Italian film legend Michelangelo Antonioni died peacefully in his home in Rome on Monday evening. The director was famous for groundbreaking films like "Blow-Up" and "L'avventura". He was 94.
A photo of Antonioni taken in 1993, in Paris.
The director achieved legendary status in the 1960s with movies that broke new ground in terms of aesthetics, including his trilogy, "L'avventura" in 1960, "La Notte" in 1961 and "L'eclisse" in 1962.
"Every movement of the head, every gesture, every camera movement became something necessary, irrevocable and unmistakable in his eyes," said the German film director Wim Wenders, who helped Antonioni publish his directorial memoirs, "That Bowling Alley on the Tiber." Hollywood gave him a life achievement Oscar in 1995 for his 25 films and several screenplays.
Together with Federico Fellini, Antonioni helped move Italian film away from the neorealist movement. His 1966 film "Blow-Up," about a fashion photographer in swinging sixties London, was an aesthetic criticism of the media and pop culture and won the Golden Palm at the Cannes Film Festival. He followed it up with "Zabriskie Point", an homage to the 1968 political movement, filmed in California's Death Valley.
Antonioni had been confined to a wheelchair since suffering a stroke in 1985. Severely weakened by the stroke, he was looked after by his wife, Enrica Fico, 41 years his junior. She was with him when he passed away peacefully in his chair Monday evening, according to Ansa. He died on the same day as another highly influential director, Ingmar Bergman.

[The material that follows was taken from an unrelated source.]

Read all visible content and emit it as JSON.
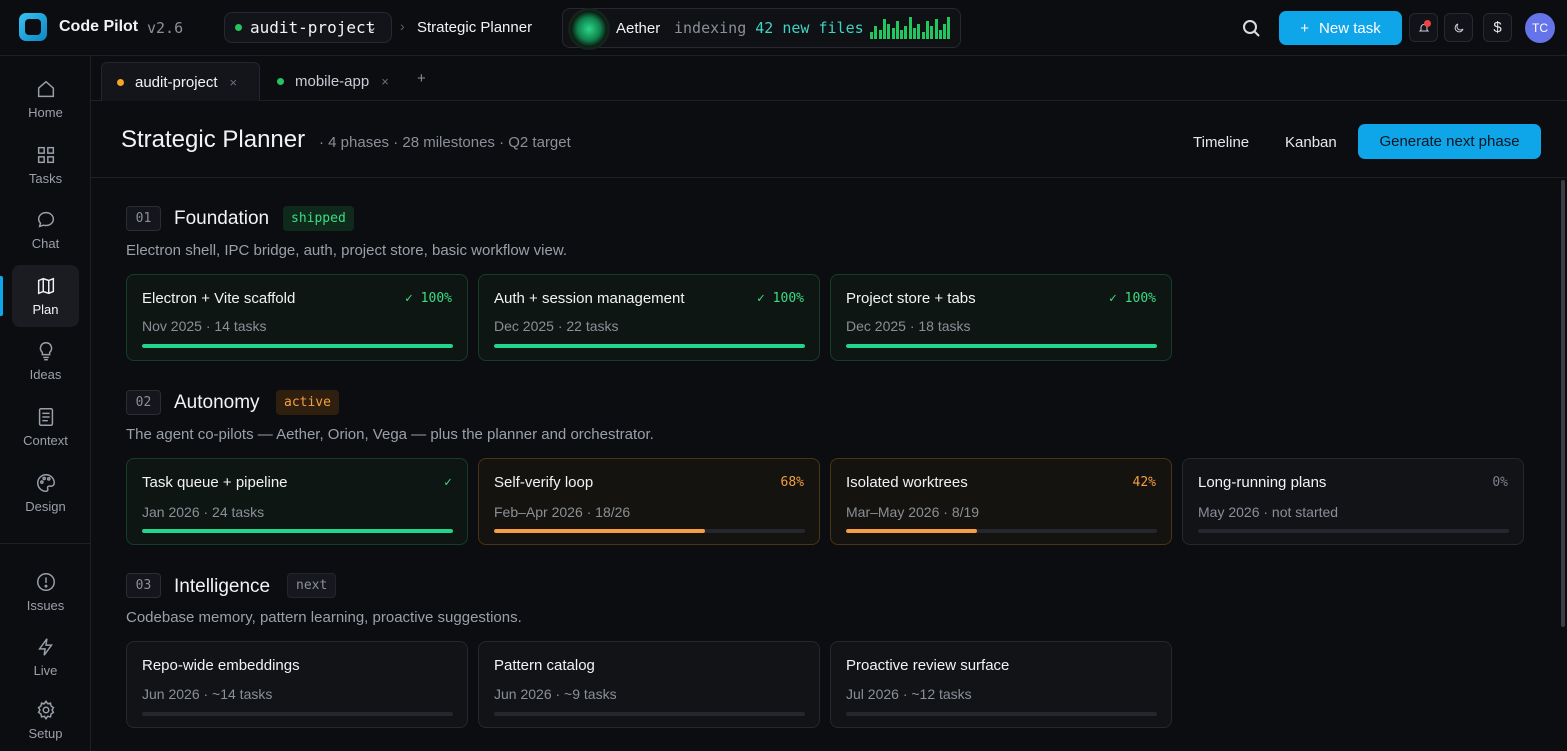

Antonioni will be buried Thursday in Ferrara, the northern Italian city where he was born.